What Is Joint Tenants in Common (JTIC)?
A joint tenants in common (JTIC) account is a type of brokerage account, property, or other asset that is owned by at least two people with no rights of survivorship afforded to any of the account holders.
- A joint tenants in common (JTIC) account is a brokerage account owned by at least two people with no rights of survivorship afforded to any of the account holders.
- Tenants can specify in a will how to distribute assets upon their death.
- JTIC accounts can hold an unequal interest in properties but still have equal access and rights to the property.
Understanding Joint Tenants in Common (JTIC)
A surviving tenant of joint tenants in a common account does not necessarily acquire the rights (and account assets) of the deceased person. Each tenant in the account can stipulate in a written will how their assets will be distributed upon their death. The member ownership in the account is generally determined on a pro-rata basis. That means if there are two tenants in the account, each will have a 50% claim on the account's value.
Joint tenants in common could control unequal interest in the property. They would still be entitled to mutually share in the property and not have the right to deny each other access to it. Joint tenants in a common arrangement could be established through a will left by the prior owner of a property. The will could stipulate percentage ownership for each named party.
Tenant of JTIC properties can sell their individual stakes, and even if the is sold property it’s treated as a whole unit and not subdivided.

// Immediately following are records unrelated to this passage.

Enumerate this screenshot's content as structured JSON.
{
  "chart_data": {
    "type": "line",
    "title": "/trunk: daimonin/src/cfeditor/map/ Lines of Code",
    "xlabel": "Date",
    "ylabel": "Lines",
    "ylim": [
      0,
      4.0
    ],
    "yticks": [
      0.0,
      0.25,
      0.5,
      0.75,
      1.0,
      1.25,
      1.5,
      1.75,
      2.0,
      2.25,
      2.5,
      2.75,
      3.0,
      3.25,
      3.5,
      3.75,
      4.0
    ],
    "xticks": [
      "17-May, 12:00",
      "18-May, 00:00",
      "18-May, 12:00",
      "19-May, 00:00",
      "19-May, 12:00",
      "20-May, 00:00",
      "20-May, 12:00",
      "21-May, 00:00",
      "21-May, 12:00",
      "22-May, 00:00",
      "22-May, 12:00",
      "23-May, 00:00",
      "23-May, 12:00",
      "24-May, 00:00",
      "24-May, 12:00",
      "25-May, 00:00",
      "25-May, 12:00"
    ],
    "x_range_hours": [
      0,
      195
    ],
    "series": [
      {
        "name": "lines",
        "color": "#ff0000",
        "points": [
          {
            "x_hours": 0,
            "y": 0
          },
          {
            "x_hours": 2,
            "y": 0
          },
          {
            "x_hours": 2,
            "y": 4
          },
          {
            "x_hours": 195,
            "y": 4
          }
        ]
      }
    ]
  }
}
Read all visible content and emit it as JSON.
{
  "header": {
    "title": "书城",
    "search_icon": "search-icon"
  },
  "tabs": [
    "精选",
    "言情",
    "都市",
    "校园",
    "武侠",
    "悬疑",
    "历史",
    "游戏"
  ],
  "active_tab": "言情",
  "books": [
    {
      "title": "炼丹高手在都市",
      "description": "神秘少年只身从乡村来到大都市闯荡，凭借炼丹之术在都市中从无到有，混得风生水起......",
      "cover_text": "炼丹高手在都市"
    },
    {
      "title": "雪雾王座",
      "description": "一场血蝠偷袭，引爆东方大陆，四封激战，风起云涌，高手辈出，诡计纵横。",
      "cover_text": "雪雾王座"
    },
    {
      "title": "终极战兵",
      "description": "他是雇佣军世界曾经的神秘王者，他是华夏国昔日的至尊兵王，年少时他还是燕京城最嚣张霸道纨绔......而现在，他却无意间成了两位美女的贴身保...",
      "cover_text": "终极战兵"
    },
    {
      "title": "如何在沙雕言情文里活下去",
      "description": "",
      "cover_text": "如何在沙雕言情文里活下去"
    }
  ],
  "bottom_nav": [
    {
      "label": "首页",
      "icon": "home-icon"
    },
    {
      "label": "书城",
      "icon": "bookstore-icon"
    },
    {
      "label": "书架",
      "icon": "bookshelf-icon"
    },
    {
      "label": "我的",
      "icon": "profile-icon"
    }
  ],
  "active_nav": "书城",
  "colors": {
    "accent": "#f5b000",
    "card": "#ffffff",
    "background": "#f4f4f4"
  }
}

An agreement to be joint tenants in common could also be formed when more than one party puts their funding into an acquisition of property. The percentage of the assets each party committed would typically be the basis for their ownership and share. For example, if one party committed 85% of the funds needed to acquire a property, they would hold an 85% claim to it.
The property in question is usually treated as a whole unit rather than subdivided among the joint tenants. In other words, each tenant would have the right to use the entire property and not just a portion based on the size of their claim.
Depending on the local laws and type of account, each tenant may have the right at their discretion to tap into resources associated with the joint property or account. This can include withdrawals or even the sale of their interest in the property.
Some states require signatures from all parties that can claim a portion of ownership in order for transactions to be conducted involving joint tenants in common accounts or property. That would compel all parties to agree in order to complete a sale of the whole property. Each tenant could choose to sell their individual stake. Even if a tenant sold their portion of interest in the property, it would still be treated as a whole unit and not subdivided.